The evils which section 16(b) of the Securities Exchange Act of 1934 was enacted to prevent are well known. As expressed in one of the committee reports, this so-called "shortswing trading" provision was intended "to protect the interests of the public against the predatory operations of directors, officers, and principal stockholders of corporations by preventing them from speculating in the stock of the corporations to which they owe a fiduciary duty." To curb such speculation, section 16(b) provides for recovery by the corporation, or by one or more stockholders acting in its behalf, of any "profit realized" from purchases and sales of equity securities within a six-month period by directors, officers, or beneficial owners of more than ten percent of any class of equity security of the corporation registered on a national stock exchange. The corporation is thus provided with a method of recouping from insiders profits realized either through purchase of an equity security followed by its sale at a higher price, or from sale of an equity security followed by a purchase at a lower price within the six-month period. Once the statutory conditions have been fulfilled, it is irrelevant that the insider either did not make unfair use of inside information or that he might not have intended, at the time he purchased the security, to sell it within six months.
William H. Painter,
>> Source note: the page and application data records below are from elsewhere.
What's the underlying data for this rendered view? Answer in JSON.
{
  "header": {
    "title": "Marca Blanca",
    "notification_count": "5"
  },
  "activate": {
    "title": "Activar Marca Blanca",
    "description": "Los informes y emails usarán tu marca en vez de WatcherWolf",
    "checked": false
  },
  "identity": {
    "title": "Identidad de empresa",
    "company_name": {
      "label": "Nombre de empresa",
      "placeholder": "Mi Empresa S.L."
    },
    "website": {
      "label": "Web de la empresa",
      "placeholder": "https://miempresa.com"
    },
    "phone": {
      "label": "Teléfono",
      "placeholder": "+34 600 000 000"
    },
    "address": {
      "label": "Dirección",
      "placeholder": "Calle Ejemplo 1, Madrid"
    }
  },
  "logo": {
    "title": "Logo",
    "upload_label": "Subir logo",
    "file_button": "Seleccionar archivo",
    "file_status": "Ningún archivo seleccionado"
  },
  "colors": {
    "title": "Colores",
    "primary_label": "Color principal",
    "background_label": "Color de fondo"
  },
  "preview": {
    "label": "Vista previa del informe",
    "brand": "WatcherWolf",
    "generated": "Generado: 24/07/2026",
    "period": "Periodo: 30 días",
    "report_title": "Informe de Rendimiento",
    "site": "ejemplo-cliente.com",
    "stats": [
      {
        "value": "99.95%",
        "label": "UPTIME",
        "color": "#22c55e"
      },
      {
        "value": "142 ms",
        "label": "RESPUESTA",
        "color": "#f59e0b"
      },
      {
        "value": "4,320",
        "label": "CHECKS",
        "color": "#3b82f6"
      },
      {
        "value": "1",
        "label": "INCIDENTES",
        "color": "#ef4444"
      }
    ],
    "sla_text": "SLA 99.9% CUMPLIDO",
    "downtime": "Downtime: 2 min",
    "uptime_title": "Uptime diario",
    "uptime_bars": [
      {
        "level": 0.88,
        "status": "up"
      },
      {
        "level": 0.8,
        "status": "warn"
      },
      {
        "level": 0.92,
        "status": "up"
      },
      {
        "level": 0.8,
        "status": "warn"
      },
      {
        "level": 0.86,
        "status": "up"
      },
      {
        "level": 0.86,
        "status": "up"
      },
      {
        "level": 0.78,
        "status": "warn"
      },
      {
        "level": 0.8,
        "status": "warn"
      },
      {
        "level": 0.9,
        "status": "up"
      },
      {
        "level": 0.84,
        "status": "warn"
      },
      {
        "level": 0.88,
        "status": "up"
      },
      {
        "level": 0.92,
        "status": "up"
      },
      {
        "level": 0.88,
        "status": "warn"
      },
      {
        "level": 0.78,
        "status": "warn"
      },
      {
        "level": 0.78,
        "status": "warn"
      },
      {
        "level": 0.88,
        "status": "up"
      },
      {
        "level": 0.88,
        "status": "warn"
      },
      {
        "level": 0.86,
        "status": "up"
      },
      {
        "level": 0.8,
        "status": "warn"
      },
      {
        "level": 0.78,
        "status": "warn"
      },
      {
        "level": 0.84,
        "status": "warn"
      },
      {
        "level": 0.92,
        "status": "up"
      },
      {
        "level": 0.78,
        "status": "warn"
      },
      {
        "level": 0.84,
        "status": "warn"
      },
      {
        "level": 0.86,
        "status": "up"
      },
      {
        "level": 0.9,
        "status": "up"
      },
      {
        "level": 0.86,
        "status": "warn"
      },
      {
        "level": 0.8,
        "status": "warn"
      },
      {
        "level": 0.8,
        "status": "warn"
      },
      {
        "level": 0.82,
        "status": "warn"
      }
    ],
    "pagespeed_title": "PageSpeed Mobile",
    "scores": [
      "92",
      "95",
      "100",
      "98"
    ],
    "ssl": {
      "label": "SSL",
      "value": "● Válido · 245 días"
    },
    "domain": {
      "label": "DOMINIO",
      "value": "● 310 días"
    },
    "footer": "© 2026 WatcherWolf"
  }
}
The Evolving Role of Section 16(b),
Mich. L. Rev.
Available at: https://repository.law.umich.edu/mlr/vol62/iss4/6